Rail travel reduces the impact on the environment, spares resources and saves energy.
To carry 16 percent of passenger traffic and 37 percent of freight, railways need just 5 percent of all the energy consumed by transport in Switzerland. However, SBB would like to do even more for the environment. It has therefore decided to make even greater efforts and implement a three-stage action plan.
SBB’s trains already draw 90% of their energy from hydropower. The remaining 10% is nuclear power. By 2025, all rail power is to come from renewable sources. In addition to ensuring guarantees of origin for renewable energy supplies, which is standard practice in the industry, SBB will also make physical efforts to ensure the remaining 10% can be sourced from its own facilities or at least from facilities under contract. SBB is currently in related negotiations and will communicate updates in due course.

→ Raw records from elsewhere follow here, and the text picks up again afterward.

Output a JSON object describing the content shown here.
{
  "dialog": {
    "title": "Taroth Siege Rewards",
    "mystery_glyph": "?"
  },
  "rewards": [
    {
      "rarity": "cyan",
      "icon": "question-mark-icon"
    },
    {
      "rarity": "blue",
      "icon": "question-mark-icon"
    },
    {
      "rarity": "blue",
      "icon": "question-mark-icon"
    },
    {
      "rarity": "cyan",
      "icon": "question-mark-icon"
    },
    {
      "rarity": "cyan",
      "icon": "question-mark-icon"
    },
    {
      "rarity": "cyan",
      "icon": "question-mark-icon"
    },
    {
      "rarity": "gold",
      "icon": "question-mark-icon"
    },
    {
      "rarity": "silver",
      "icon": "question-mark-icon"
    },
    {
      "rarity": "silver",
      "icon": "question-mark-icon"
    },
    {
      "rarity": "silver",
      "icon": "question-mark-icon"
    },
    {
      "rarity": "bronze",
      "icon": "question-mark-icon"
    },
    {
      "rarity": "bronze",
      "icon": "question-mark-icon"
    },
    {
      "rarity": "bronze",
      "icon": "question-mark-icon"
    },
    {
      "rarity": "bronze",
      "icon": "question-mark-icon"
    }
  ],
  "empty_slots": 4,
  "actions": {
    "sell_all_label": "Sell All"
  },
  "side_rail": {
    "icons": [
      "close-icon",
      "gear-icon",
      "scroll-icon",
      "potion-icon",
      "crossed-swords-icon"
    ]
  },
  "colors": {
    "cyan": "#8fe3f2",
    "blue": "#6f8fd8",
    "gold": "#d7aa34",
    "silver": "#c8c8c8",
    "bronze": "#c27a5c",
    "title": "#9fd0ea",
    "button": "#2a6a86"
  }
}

SBB aims to save 850 gigawatt hours of electricity by 2030; this equates to some 30 percent of its total energy requirement or to the annual electricity consumption of 200,000 households. To ensure that this ambitious goal is achieved, SBB is putting comprehensive energy-saving measures into effect in all its divisions: its passenger and freight operations, its buildings and its infrastructure installations. More details can be found in the "Energy efficiency" section below.
At the end of 2017, SBB adopted an action plan as part of the federal government's Exemplary Energy and Climate initiative to make better use of the potential of new renewable energies, i.e. photovoltaics, wind power and small-scale hydro power. More details can be found in the "New renewable energies" section below.
SBB decided on the last step at the beginning of 2020. Fossil fuel use will be gradually reduced and technical gases in switchgear and cooling systems will be replaced by more climate-friendly variants. This will reduce greenhouse gas emissions by 50 percent by 2030, with the remaining emissions being offset. More details can be found in the "Climate-friendly energy" section below.